“As well, a rule requiring honesty should be added to the federal ethics law and codes, to ensure politicians and government officials are penalized if they mislead voters about anything, including their own wrongdoing,” said Conacher. See details here.
In truly incredible contrast, the rules and code that Cabinet ministers have imposed on lower level federal government employees, who don’t have much decision-making power, prohibit them from participating in all decisions if they have even a potential or apparent of a conflict of interest (even if the decision applies generally), and require them to provide honest advice, and they can be suspended or fired for violations.
As well, so-called “blind trusts” should be banned (as the 1984 Starr-Sharp Report and 1987 Parker Commission both recommended) because the person knows what investments they put in their trust.
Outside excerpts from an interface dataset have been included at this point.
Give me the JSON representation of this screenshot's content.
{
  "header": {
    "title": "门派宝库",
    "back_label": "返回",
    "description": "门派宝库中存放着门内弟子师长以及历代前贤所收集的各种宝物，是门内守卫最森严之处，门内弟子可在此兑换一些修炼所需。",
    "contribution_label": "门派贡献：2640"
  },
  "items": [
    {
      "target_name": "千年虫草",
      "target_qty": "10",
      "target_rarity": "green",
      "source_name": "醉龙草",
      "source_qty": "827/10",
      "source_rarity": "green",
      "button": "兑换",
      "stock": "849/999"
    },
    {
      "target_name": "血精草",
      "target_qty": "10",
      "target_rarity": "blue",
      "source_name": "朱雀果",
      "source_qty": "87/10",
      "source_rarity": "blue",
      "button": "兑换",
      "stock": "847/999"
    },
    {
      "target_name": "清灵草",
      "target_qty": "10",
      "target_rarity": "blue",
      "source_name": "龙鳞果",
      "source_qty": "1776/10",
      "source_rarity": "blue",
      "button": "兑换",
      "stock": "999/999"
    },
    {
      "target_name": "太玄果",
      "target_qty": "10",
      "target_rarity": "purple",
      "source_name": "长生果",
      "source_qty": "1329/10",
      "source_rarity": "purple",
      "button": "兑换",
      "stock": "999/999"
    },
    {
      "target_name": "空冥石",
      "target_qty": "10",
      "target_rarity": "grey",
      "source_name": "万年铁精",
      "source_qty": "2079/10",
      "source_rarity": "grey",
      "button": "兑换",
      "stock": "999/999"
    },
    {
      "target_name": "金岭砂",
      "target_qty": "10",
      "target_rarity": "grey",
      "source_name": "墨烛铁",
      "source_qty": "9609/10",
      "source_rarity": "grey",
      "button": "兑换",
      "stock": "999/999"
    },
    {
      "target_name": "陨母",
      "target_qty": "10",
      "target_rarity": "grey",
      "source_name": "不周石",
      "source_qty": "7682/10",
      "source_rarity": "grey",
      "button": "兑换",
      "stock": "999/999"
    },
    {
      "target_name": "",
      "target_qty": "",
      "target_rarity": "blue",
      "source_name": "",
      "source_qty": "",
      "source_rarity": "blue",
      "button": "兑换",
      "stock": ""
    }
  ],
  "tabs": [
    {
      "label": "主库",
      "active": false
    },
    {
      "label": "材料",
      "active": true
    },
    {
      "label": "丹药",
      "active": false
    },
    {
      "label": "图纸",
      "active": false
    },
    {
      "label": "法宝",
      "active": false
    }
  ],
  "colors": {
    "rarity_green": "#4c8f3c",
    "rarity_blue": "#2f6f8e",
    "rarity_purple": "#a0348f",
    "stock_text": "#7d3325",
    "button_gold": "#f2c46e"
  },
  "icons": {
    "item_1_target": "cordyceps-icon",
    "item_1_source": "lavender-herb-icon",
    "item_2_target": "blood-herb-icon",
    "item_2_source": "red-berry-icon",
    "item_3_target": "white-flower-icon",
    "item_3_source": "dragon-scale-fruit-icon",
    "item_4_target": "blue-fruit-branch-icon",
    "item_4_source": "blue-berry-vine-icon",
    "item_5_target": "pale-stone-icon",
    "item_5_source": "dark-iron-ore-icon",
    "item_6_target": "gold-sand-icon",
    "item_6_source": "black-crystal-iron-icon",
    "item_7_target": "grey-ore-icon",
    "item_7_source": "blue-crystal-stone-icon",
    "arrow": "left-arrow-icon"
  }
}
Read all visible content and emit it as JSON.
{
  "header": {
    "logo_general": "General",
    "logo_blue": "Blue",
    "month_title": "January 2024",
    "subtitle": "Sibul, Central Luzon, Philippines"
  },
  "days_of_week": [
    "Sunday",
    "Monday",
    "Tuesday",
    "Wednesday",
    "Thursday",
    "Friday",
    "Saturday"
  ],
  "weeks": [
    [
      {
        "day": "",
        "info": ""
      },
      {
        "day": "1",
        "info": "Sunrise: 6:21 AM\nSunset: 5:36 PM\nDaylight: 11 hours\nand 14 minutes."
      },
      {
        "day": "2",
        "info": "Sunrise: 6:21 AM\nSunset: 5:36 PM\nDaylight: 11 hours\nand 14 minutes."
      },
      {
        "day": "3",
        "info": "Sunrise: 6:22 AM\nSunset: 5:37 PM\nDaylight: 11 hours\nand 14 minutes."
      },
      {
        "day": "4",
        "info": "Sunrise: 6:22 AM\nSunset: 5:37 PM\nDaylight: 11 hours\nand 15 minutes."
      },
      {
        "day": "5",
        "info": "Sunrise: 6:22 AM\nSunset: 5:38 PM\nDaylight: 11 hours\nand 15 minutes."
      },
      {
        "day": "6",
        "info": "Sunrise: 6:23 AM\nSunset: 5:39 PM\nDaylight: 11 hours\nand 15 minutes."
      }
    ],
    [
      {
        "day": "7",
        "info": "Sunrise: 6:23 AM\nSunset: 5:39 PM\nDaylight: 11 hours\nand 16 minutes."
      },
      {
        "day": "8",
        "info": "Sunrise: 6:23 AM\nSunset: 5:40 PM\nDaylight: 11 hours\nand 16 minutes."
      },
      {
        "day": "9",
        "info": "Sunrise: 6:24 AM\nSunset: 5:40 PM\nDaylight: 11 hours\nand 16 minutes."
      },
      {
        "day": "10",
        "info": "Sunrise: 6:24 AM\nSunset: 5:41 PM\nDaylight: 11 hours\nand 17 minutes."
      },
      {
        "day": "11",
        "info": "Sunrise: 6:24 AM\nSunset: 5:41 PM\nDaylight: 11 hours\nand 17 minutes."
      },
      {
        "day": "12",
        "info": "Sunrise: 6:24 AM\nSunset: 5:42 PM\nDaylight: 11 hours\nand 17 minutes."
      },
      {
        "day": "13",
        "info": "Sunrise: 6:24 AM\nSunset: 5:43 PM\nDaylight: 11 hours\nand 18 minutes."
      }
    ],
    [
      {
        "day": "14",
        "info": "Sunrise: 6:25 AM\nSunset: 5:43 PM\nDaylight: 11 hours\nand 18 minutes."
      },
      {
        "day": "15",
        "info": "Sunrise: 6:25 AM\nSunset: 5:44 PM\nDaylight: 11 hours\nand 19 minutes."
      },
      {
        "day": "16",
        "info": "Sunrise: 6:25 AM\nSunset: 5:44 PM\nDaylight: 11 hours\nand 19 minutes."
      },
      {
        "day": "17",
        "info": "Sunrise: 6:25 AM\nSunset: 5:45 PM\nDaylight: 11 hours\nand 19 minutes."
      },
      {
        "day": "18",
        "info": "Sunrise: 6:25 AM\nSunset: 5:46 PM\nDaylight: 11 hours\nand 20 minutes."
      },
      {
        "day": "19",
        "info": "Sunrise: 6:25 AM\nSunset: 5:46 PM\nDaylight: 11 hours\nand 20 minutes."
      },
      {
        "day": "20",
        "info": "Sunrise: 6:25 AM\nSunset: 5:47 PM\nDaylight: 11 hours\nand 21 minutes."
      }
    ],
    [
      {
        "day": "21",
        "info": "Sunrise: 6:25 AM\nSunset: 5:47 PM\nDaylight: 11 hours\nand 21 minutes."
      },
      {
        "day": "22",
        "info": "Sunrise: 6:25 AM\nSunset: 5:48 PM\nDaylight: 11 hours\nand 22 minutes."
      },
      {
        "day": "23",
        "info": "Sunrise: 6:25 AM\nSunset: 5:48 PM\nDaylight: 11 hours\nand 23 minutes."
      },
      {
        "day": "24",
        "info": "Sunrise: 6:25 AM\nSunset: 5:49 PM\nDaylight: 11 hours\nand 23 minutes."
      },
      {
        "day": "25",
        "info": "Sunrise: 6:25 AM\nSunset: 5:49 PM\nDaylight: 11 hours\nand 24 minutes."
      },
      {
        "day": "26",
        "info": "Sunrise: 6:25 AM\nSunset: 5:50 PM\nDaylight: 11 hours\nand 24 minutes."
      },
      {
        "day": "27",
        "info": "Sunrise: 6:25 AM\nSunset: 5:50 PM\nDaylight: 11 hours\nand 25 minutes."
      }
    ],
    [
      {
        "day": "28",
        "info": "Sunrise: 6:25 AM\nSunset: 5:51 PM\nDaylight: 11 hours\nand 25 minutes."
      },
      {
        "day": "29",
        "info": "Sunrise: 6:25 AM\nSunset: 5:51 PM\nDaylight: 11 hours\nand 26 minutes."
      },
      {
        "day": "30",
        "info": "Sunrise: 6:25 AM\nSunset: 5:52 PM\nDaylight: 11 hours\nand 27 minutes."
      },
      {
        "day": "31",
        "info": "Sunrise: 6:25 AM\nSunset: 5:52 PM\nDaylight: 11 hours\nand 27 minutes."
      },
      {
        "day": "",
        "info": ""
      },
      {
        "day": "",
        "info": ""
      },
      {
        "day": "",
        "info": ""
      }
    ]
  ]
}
Instead, all politicians and officials should be required to sell their investments while in office (as the Parker Commission also recommended).
Conflict of interest “screens” should also be banned because they are smokescreens that hide whether a politician or official is actually recusing themselves from decisions when they have a conflict of interest.
Stop questionable sole-source spending
Loopholes also need to be closed that allow federal government institutions to hand out sole-source contracts for very questionable reasons, and they should be required to do a compliance check with the Auditor General when initiating any significant spending process.
Strengthen enforcement, penalties and whistleblower protection
The watchdogs who enforce these rules (ethics, lobbying, information and integrity commissioners, and auditor general and procurement ombudsman) are handpicked by the Cabinet through secretive, biased processes, as the Federal Court of Appeal recently ruled.
As a result, the watchdogs often act like lapdogs, failing to conduct audits to discover wrongdoing (audits which are needed to supplement FINTRAC’s anti-bribery inspections (that also need to be strengthened)), and letting many people off the hook with very questionable, secret rulings. Very unfortunately, the Federal Court of Appeal has ruled that federal ethics and lobbying watchdogs’ rulings can’t be challenged (To see the ruling, click here).
As well, there are no penalties for politicians who violate key ethics rules, or for politicians government officials who violate key spending rules, other than a public report.
“Canada’s key good government watchdogs must be chosen by an independent commission, not by Cabinet ministers and officials they watch over, and they must be required to conduct audits and issue public rulings on every questionable situation, and empowered to impose high fines on violators, with everyone having the right to challenge their rulings in court,” said Conacher.
Finally, staff of politicians and parties are not protected by the federal whistleblower protection system, weak as it is. A House Committee unanimously recommended in June 2017 most of the key changes to make the system effective. All of these changes need to be implemented.